People who share common interests are interacting, socializing and learning in online communities. Would such an “interest-driven” community work in a classroom too?
As a photographer, Dr Mingfong Jan finds his online learning experience inspiring and revealing. He is a member of several online photography forums and communities such as those in Flickr, a popular website where people share images and discuss photography.
There is evidence that engaged and deep learning often takes place in such “affinity spaces” – spaces where people who share common interests gather on their own accord and learn with each other.
Being the consummate education researcher that he is, Mingfong’s own experience in such communities got him thinking: Might this concept take off in a classroom too?
“There are many good lessons that we can learn from these online learning spaces. We see a culture where people critically consume and produce images while they are socializing and having fun together. We want to investigate how such a learning model can be designed and enacted in schools,” says Mingfong, a Research Scientist from NIE.
Get Interested First, Learn Later
There are at least two ways to learn photography, according to Mingfong. The first one is reading up on how a camera works and the technical aspects of photography, such as composition. This is a content-mastery model of learning.
The second, and more organic, way is to grab a camera and start taking photos. “You take photos, share them with other people, and take more photos. In this personally meaningful process, you build your relationship with images before the technical know-hows kicks in.” Learning photography is viewed as learning to express yourself through the world of light, colours, time and activities via cameras. This is a situated-learning model.
Through the comments of others, budding photographers will gradually pick up technical know-hows and skills essential for telling stories with images. They can also read photography-related books with more understanding.
“You develop an interest in doing something and you will naturally feel the urge to know more about it,” explains Mingfong.
This is exactly the kind of learning culture that he and his team of researchers want to create in a classroom. They worked with Professor Seah Hock Soon and Associate Professor Margaret Tan from Nanyang Technological University, and Art teachers to design an online social platform and authoring tools for secondary students.
VisuaPedia, the online social platform and the authoring tool that they created, provides drawing, animation and other art production tools for students. They can also collaborate on art pieces together. With the social platform integrated with authoring tools, students can view and comment on each other’s works with a click.
To motivate students to participate, Mingfong “gamified” things a little so that they can earn points and badges if they complete certain activities, just like in an online game.
Ownership of Learning

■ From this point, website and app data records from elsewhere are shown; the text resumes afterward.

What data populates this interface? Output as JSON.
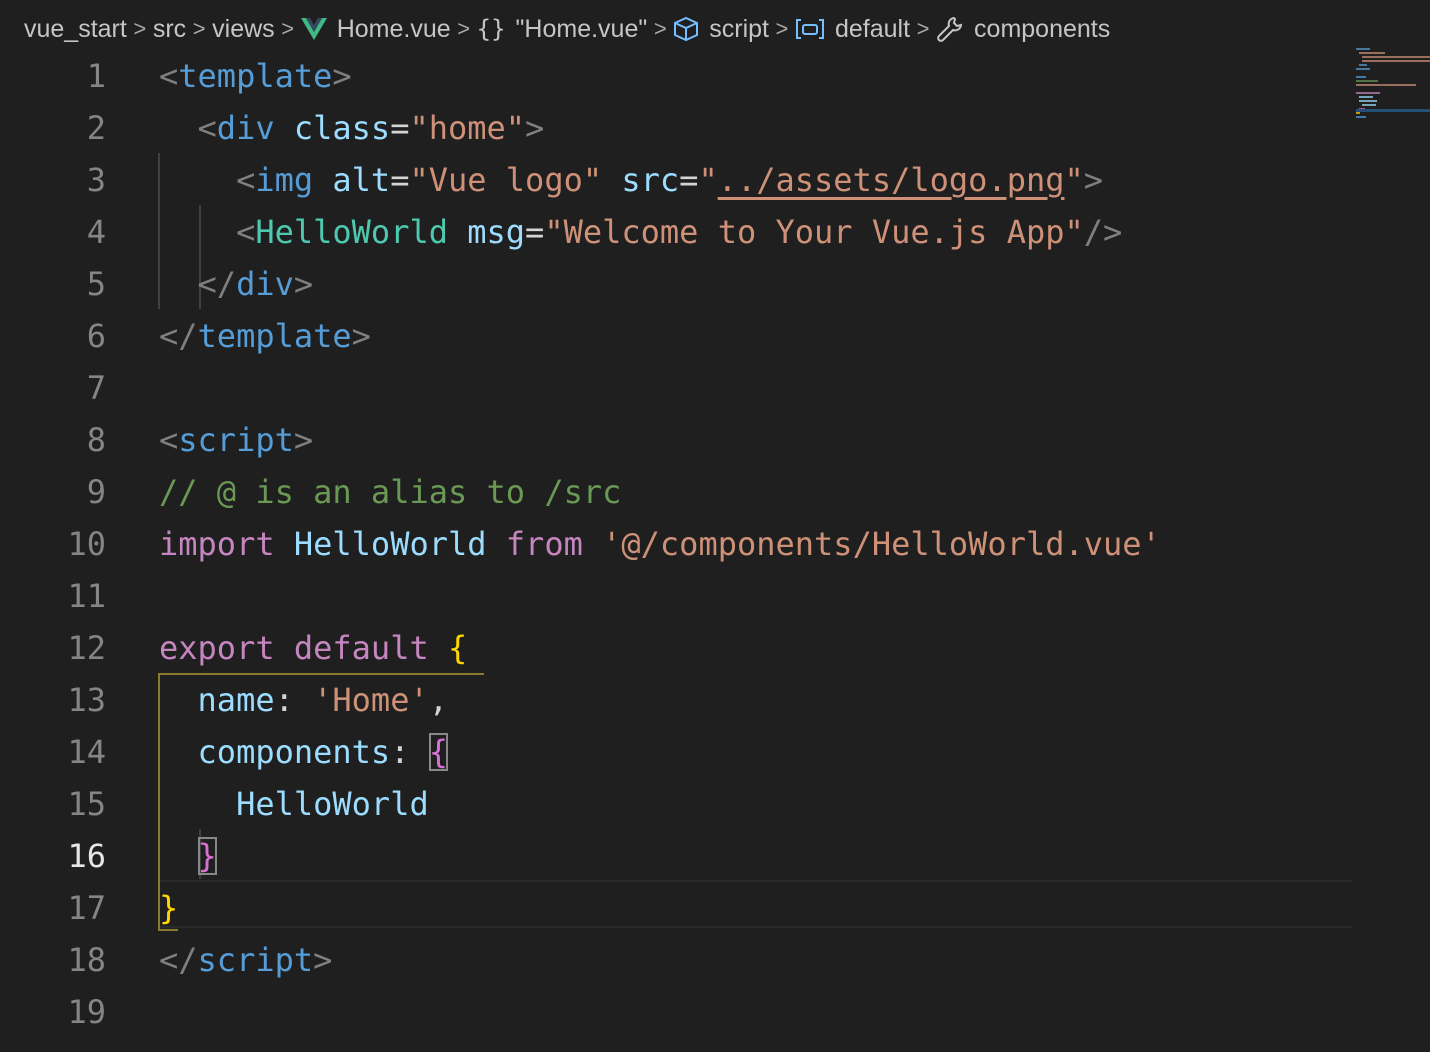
{
  "breadcrumb": {
    "items": [
      {
        "label": "vue_start",
        "icon": ""
      },
      {
        "label": "src",
        "icon": ""
      },
      {
        "label": "views",
        "icon": ""
      },
      {
        "label": "Home.vue",
        "icon": "vue-logo-icon"
      },
      {
        "label": "\"Home.vue\"",
        "icon": "braces-icon"
      },
      {
        "label": "script",
        "icon": "cube-icon"
      },
      {
        "label": "default",
        "icon": "variable-icon"
      },
      {
        "label": "components",
        "icon": "wrench-icon"
      }
    ],
    "separator": ">"
  },
  "editor": {
    "active_line": 16,
    "lines": [
      {
        "n": "1",
        "tokens": [
          [
            "punct",
            "<"
          ],
          [
            "tag",
            "template"
          ],
          [
            "punct",
            ">"
          ]
        ]
      },
      {
        "n": "2",
        "tokens": [
          [
            "text",
            "  "
          ],
          [
            "punct",
            "<"
          ],
          [
            "tag",
            "div"
          ],
          [
            "text",
            " "
          ],
          [
            "attr",
            "class"
          ],
          [
            "text",
            "="
          ],
          [
            "str",
            "\"home\""
          ],
          [
            "punct",
            ">"
          ]
        ]
      },
      {
        "n": "3",
        "tokens": [
          [
            "text",
            "    "
          ],
          [
            "punct",
            "<"
          ],
          [
            "tag",
            "img"
          ],
          [
            "text",
            " "
          ],
          [
            "attr",
            "alt"
          ],
          [
            "text",
            "="
          ],
          [
            "str",
            "\"Vue logo\""
          ],
          [
            "text",
            " "
          ],
          [
            "attr",
            "src"
          ],
          [
            "text",
            "="
          ],
          [
            "str",
            "\""
          ],
          [
            "strul",
            "../assets/logo.png"
          ],
          [
            "str",
            "\""
          ],
          [
            "punct",
            ">"
          ]
        ]
      },
      {
        "n": "4",
        "tokens": [
          [
            "text",
            "    "
          ],
          [
            "punct",
            "<"
          ],
          [
            "tag2",
            "HelloWorld"
          ],
          [
            "text",
            " "
          ],
          [
            "attr",
            "msg"
          ],
          [
            "text",
            "="
          ],
          [
            "str",
            "\"Welcome to Your Vue.js App\""
          ],
          [
            "punct",
            "/>"
          ]
        ]
      },
      {
        "n": "5",
        "tokens": [
          [
            "text",
            "  "
          ],
          [
            "punct",
            "</"
          ],
          [
            "tag",
            "div"
          ],
          [
            "punct",
            ">"
          ]
        ]
      },
      {
        "n": "6",
        "tokens": [
          [
            "punct",
            "</"
          ],
          [
            "tag",
            "template"
          ],
          [
            "punct",
            ">"
          ]
        ]
      },
      {
        "n": "7",
        "tokens": []
      },
      {
        "n": "8",
        "tokens": [
          [
            "punct",
            "<"
          ],
          [
            "tag",
            "script"
          ],
          [
            "punct",
            ">"
          ]
        ]
      },
      {
        "n": "9",
        "tokens": [
          [
            "comment",
            "// @ is an alias to /src"
          ]
        ]
      },
      {
        "n": "10",
        "tokens": [
          [
            "kw",
            "import"
          ],
          [
            "text",
            " "
          ],
          [
            "var",
            "HelloWorld"
          ],
          [
            "text",
            " "
          ],
          [
            "kw",
            "from"
          ],
          [
            "text",
            " "
          ],
          [
            "str",
            "'@/components/HelloWorld.vue'"
          ]
        ]
      },
      {
        "n": "11",
        "tokens": []
      },
      {
        "n": "12",
        "tokens": [
          [
            "kw",
            "export"
          ],
          [
            "text",
            " "
          ],
          [
            "kw",
            "default"
          ],
          [
            "text",
            " "
          ],
          [
            "brace1",
            "{"
          ]
        ]
      },
      {
        "n": "13",
        "tokens": [
          [
            "text",
            "  "
          ],
          [
            "var",
            "name"
          ],
          [
            "text",
            ": "
          ],
          [
            "str",
            "'Home'"
          ],
          [
            "text",
            ","
          ]
        ]
      },
      {
        "n": "14",
        "tokens": [
          [
            "text",
            "  "
          ],
          [
            "var",
            "components"
          ],
          [
            "text",
            ": "
          ],
          [
            "brace2box",
            "{"
          ]
        ]
      },
      {
        "n": "15",
        "tokens": [
          [
            "text",
            "    "
          ],
          [
            "var",
            "HelloWorld"
          ]
        ]
      },
      {
        "n": "16",
        "tokens": [
          [
            "text",
            "  "
          ],
          [
            "brace2box",
            "}"
          ]
        ]
      },
      {
        "n": "17",
        "tokens": [
          [
            "brace1",
            "}"
          ]
        ]
      },
      {
        "n": "18",
        "tokens": [
          [
            "punct",
            "</"
          ],
          [
            "tag",
            "script"
          ],
          [
            "punct",
            ">"
          ]
        ]
      },
      {
        "n": "19",
        "tokens": []
      }
    ]
  },
  "colors": {
    "background": "#1f1f1f",
    "tag": "#569cd6",
    "component_tag": "#4ec9b0",
    "attribute": "#9cdcfe",
    "string": "#ce9178",
    "keyword": "#c586c0",
    "comment": "#6a9955",
    "brace_level1": "#ffd700",
    "brace_level2": "#da70d6",
    "vue_logo": "#41b883"
  }
}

From the teachers, the researchers got to know that many students feel obligated to create art pieces for teachers instead of for themselves.
“The teachers working with us shared similar beliefs. They really want to promote arts as a way to express, to communicate and create – a sense of ownership,” says Mingfong.
“What we want to do is for students to create and share art works and see this process as a meaningful and creative activity. When they develop a passion for it, they will become artists in their own minds.”
Because of this, the teachers and researchers decided to step back and not impose common school rules on how students should use VisuaPedia. The teachers also refrained from posting and commenting on the platform.
“We wanted to have a chance to understand how youth perceive the affordances of this online community,” explains Mingfong.
“Facebook” in the Classroom
So, how did the students take to VisuaPedia?
“Students were very interested in the drawing tools, and they also posted their artworks online for their classmates and themselves,” Mingfong says. The teachers found that their students took pride in their own creations. They were eager to share their own imagination.
But one thing that did not go as planned was the way students interacted with each other within the platform. There was a lot of chatter going on initially, but most of the talk was “friendship-driven” instead of on the art pieces.
“For the students, it was like, ‘Fantastic! Now we have a safe Facebook in the classroom!’ While the researchers expected more conversations about their art works eventually, students zoomed in to the social part of VisuaPedia,” explains Mingfong. “Perhaps socialization is a crucial part of talking about arts, at least that is what we found.”
Also, as students could access VisuaPedia via computers but not mobile devices, participation dwindled after a while as they, as digital natives, seemed to have little patience for asynchronous interactions.
Teachers need to be very attentive and thoughtful about how they run this community and how students will see themselves in this community.
– Mingfong Jan on how teachers should approach online spaces
From this experience of designing an affinity space within a classroom, Mingfong learned a few valuable lessons which he wants to share with those who want to do something similar.
“Don’t start from scratch,” he advises. Instead, look out for online platforms that are already freely available, and participate in it for a while. Get your hands dirty at being a community organizer first, as the role is quite different from that of a classroom teacher. From there, you can think of how to customize the space for your class.
Something else to think about is the learning culture you want to foster in that affinity space. Rules and activity structures are still needed to maintain the community, but it should not just be an extension of the classroom to an online space if you are thinking about affinity space.
“In an online space, teacher shouldn’t be playing the same role as in the classroom,” says Mingfong. “They need to be very attentive and thoughtful about how they run this community and how students will see themselves in this community.”